## Web page and app entries
= = =

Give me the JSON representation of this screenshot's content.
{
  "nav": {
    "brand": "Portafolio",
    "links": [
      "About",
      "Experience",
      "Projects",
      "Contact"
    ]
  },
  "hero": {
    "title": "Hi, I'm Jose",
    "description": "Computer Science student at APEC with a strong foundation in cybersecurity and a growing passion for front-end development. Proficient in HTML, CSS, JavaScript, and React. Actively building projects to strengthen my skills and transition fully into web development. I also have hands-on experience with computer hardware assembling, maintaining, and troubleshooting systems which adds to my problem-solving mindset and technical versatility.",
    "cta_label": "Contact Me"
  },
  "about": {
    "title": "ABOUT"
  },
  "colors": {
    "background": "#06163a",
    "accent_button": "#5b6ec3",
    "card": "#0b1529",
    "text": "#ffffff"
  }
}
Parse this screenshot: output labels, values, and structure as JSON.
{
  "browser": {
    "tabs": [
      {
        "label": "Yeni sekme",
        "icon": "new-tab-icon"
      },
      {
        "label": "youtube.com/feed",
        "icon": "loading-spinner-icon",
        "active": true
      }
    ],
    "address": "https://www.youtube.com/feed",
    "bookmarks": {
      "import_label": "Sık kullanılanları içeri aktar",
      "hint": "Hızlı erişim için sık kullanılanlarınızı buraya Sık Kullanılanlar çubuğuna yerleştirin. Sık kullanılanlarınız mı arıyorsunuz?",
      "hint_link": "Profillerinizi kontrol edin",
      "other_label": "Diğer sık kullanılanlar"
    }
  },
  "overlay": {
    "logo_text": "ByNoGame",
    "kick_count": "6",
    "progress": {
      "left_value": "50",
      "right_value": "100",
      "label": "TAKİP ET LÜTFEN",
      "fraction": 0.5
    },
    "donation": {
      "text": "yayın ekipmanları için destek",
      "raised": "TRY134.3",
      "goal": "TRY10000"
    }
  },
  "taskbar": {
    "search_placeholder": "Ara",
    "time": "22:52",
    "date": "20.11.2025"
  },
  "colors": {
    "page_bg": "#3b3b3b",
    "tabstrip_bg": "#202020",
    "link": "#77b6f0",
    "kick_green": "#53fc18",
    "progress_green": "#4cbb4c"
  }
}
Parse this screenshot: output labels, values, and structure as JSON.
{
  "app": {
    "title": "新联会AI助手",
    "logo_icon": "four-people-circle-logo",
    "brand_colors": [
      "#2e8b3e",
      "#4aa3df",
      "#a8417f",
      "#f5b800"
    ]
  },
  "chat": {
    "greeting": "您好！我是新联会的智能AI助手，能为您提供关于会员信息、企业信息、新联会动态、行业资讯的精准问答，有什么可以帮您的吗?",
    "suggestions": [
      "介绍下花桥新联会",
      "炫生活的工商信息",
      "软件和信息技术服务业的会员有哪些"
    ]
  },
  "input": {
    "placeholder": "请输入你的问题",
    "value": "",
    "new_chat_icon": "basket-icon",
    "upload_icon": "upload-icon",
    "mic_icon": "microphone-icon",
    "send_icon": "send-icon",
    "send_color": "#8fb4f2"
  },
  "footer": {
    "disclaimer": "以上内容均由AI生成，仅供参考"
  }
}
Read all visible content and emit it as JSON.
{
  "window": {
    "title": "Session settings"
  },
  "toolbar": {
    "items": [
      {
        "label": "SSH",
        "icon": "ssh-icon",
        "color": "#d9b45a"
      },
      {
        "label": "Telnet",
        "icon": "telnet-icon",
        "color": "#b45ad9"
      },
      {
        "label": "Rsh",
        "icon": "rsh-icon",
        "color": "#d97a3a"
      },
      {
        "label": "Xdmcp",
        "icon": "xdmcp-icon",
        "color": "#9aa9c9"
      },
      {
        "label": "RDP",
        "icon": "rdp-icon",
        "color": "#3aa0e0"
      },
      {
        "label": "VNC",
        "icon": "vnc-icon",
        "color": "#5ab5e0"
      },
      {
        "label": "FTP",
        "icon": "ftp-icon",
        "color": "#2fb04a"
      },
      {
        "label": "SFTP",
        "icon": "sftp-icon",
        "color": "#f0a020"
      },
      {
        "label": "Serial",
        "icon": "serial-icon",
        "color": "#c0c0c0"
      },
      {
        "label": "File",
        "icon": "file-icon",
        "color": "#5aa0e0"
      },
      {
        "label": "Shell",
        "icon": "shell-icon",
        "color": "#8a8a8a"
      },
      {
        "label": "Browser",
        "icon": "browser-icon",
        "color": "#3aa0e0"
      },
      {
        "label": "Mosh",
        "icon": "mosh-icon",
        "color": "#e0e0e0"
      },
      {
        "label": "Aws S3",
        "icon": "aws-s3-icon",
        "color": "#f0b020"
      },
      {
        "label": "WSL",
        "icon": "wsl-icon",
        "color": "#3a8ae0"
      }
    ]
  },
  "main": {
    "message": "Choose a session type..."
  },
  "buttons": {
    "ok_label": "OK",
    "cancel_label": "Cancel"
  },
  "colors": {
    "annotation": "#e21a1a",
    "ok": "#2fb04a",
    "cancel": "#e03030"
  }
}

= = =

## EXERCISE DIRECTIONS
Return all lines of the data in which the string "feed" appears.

## SOLUTION FOR THIS PROBLEM
        "label": "youtube.com/feed",
    "address": "https://www.youtube.com/feed",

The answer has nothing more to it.